Collect each line of the records containing the string "JSON".

====== DATA LISTING ======

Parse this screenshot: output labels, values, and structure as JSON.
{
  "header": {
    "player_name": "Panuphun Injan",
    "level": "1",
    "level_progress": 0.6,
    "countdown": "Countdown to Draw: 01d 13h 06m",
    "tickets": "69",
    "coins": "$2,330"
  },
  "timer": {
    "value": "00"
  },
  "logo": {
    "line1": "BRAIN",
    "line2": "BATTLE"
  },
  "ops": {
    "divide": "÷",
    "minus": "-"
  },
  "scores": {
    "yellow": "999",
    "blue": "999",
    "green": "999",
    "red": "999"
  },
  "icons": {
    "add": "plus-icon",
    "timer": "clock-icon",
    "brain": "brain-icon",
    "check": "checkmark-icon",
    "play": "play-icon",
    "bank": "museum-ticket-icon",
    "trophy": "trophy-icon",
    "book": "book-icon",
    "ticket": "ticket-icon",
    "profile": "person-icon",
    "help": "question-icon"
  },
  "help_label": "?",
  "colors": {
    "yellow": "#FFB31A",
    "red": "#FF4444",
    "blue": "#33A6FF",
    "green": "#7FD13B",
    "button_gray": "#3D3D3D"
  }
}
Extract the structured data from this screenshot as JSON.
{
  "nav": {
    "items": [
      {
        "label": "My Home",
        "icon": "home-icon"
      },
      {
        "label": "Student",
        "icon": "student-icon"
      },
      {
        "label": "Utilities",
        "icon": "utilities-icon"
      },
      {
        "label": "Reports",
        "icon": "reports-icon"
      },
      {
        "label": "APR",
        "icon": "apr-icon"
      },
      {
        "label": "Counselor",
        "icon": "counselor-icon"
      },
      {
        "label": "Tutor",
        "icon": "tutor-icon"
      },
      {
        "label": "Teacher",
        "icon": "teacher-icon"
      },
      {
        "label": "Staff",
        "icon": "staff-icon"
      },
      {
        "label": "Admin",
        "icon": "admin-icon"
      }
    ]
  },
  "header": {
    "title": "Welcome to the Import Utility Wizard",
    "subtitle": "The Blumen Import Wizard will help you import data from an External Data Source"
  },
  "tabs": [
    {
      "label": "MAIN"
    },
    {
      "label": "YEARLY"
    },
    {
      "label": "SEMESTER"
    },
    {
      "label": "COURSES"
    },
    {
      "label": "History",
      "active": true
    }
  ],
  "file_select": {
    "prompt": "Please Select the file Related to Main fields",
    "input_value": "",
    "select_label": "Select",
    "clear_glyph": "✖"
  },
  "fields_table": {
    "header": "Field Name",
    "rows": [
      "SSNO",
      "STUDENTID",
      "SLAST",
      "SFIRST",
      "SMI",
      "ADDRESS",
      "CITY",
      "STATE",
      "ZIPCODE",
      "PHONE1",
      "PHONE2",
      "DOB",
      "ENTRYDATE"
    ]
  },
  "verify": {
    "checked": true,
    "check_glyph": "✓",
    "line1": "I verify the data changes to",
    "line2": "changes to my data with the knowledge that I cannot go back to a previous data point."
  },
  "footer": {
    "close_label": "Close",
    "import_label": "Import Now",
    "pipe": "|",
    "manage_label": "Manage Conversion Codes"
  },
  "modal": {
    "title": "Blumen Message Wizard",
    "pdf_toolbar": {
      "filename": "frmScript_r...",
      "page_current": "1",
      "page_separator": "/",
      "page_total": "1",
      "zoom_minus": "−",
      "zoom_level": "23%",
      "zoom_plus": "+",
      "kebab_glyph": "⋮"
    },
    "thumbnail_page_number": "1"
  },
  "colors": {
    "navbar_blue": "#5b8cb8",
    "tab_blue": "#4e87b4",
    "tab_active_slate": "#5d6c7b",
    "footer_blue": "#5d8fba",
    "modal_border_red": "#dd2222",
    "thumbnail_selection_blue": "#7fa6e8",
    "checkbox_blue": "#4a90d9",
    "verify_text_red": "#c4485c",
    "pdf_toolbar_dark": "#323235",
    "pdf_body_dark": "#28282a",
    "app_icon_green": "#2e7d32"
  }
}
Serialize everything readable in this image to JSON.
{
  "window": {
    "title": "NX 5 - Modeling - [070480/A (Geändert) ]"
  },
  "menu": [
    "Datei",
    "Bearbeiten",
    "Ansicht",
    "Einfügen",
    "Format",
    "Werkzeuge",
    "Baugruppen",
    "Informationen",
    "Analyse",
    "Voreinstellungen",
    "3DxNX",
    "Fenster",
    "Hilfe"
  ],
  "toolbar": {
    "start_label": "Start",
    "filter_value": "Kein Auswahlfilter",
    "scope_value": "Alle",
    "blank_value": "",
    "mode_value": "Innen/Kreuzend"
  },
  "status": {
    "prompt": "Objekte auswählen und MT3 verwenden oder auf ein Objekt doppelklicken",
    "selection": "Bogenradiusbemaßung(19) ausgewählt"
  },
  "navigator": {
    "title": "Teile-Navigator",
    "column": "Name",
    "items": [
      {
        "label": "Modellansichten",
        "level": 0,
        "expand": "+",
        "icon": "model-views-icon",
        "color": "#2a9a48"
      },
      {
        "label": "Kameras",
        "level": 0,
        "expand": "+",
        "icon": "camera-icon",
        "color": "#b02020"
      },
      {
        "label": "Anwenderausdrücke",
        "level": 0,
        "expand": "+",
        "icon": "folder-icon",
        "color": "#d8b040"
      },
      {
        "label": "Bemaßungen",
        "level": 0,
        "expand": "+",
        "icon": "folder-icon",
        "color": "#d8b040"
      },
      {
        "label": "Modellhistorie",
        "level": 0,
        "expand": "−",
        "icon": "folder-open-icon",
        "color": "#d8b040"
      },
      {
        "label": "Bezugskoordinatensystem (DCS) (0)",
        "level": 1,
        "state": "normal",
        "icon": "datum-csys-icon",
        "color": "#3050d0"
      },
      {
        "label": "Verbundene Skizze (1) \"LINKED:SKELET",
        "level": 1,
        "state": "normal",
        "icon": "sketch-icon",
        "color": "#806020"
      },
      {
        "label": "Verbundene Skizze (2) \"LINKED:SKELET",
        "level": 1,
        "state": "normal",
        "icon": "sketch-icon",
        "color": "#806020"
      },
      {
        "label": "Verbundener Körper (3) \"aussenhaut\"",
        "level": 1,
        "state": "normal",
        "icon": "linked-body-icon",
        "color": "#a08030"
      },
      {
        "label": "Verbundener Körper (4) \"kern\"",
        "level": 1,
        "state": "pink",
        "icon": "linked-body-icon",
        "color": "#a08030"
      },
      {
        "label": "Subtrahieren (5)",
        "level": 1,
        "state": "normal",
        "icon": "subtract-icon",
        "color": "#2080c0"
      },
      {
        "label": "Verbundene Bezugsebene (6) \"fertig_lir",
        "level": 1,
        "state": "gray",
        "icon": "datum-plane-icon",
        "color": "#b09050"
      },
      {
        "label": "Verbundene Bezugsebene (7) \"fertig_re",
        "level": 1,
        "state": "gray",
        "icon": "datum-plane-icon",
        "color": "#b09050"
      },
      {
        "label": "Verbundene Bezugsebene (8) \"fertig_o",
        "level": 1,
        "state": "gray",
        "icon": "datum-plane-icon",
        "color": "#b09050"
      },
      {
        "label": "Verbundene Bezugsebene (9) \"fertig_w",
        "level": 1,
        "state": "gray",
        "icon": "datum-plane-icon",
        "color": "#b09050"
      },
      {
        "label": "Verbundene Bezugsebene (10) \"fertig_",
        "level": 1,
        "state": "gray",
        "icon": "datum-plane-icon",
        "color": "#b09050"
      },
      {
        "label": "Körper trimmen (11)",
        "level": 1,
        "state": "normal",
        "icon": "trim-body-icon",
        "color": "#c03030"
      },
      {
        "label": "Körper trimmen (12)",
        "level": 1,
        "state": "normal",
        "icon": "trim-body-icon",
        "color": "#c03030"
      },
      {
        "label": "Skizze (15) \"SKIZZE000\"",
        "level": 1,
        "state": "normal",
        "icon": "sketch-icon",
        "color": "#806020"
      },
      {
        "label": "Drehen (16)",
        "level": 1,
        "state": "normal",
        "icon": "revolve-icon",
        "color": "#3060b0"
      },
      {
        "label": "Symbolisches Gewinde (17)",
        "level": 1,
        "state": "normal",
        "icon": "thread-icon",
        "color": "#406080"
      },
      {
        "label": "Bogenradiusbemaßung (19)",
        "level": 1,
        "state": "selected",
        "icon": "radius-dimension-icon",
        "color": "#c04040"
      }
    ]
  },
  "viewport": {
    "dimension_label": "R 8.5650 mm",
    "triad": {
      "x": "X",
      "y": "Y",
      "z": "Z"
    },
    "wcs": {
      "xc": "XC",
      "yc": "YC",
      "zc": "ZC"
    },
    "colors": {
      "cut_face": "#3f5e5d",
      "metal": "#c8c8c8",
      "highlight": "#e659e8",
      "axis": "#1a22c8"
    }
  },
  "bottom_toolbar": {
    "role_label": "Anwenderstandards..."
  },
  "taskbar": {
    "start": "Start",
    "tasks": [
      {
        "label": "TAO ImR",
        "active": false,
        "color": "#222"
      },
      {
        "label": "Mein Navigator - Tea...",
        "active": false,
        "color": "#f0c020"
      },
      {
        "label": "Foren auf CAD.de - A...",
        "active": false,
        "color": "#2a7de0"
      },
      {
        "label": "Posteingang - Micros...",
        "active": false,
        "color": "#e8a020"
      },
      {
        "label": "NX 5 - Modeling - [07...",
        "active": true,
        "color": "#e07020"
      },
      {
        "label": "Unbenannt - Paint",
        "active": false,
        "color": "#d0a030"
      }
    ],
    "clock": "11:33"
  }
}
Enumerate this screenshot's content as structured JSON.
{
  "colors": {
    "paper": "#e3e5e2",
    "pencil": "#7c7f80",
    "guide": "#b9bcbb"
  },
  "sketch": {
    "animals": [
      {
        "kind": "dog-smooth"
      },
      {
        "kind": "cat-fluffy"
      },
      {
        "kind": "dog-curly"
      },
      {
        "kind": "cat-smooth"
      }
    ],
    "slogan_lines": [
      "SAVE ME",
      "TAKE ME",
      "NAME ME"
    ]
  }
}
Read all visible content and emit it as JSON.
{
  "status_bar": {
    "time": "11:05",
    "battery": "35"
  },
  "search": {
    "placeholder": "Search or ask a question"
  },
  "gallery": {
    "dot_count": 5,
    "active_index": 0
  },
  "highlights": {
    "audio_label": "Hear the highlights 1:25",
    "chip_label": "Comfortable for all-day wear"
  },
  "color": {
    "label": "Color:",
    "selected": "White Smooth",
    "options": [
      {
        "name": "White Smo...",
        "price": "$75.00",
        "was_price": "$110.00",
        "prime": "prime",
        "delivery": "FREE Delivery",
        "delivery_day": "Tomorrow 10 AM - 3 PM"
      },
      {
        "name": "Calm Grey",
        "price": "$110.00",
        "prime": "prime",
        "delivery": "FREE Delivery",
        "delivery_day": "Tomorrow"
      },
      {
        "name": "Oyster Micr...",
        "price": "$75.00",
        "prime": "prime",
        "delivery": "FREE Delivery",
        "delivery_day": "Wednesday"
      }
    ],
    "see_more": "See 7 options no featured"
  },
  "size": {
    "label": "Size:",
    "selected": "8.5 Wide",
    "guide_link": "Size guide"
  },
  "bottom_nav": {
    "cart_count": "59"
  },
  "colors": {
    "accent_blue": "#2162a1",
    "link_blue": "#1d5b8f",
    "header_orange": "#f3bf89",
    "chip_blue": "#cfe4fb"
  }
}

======

• RESULT OF THE TASK:
Parse this screenshot: output labels, values, and structure as JSON.
Extract the structured data from this screenshot as JSON.
Serialize everything readable in this image to JSON.
Enumerate this screenshot's content as structured JSON.
Read all visible content and emit it as JSON.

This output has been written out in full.